> _Exercise directions_: Return each record word for word and omit the pictures.

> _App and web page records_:
=== Section Start ===

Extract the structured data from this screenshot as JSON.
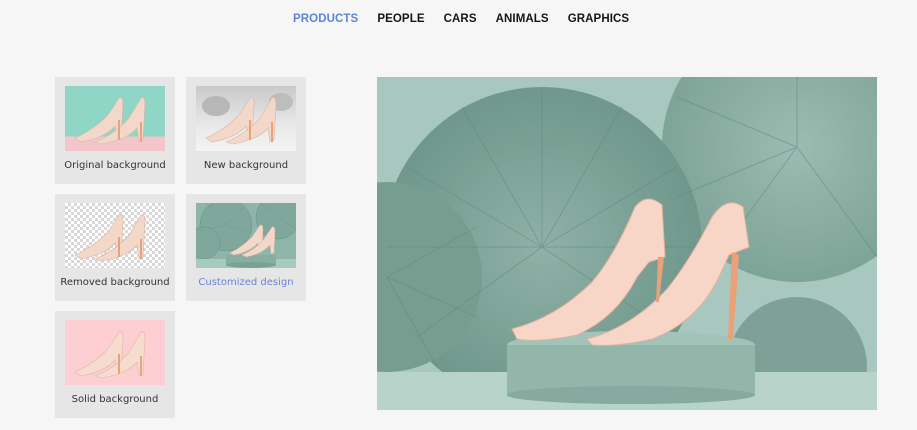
{
  "nav": {
    "items": [
      "PRODUCTS",
      "PEOPLE",
      "CARS",
      "ANIMALS",
      "GRAPHICS"
    ],
    "active": "PRODUCTS"
  },
  "thumbnails": [
    {
      "caption": "Original background"
    },
    {
      "caption": "New background"
    },
    {
      "caption": "Removed background"
    },
    {
      "caption": "Customized design"
    },
    {
      "caption": "Solid background"
    }
  ],
  "colors": {
    "accent": "#5b86d6",
    "teal": "#9fc4ba",
    "pink": "#fdcfd3",
    "shoe": "#f4d4c6"
  }
}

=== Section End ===

> _Response_:
Extract the structured data from this screenshot as JSON.
{
  "nav": {
    "items": [
      "PRODUCTS",
      "PEOPLE",
      "CARS",
      "ANIMALS",
      "GRAPHICS"
    ],
    "active": "PRODUCTS"
  },
  "thumbnails": [
    {
      "caption": "Original background"
    },
    {
      "caption": "New background"
    },
    {
      "caption": "Removed background"
    },
    {
      "caption": "Customized design"
    },
    {
      "caption": "Solid background"
    }
  ],
  "colors": {
    "accent": "#5b86d6",
    "teal": "#9fc4ba",
    "pink": "#fdcfd3",
    "shoe": "#f4d4c6"
  }
}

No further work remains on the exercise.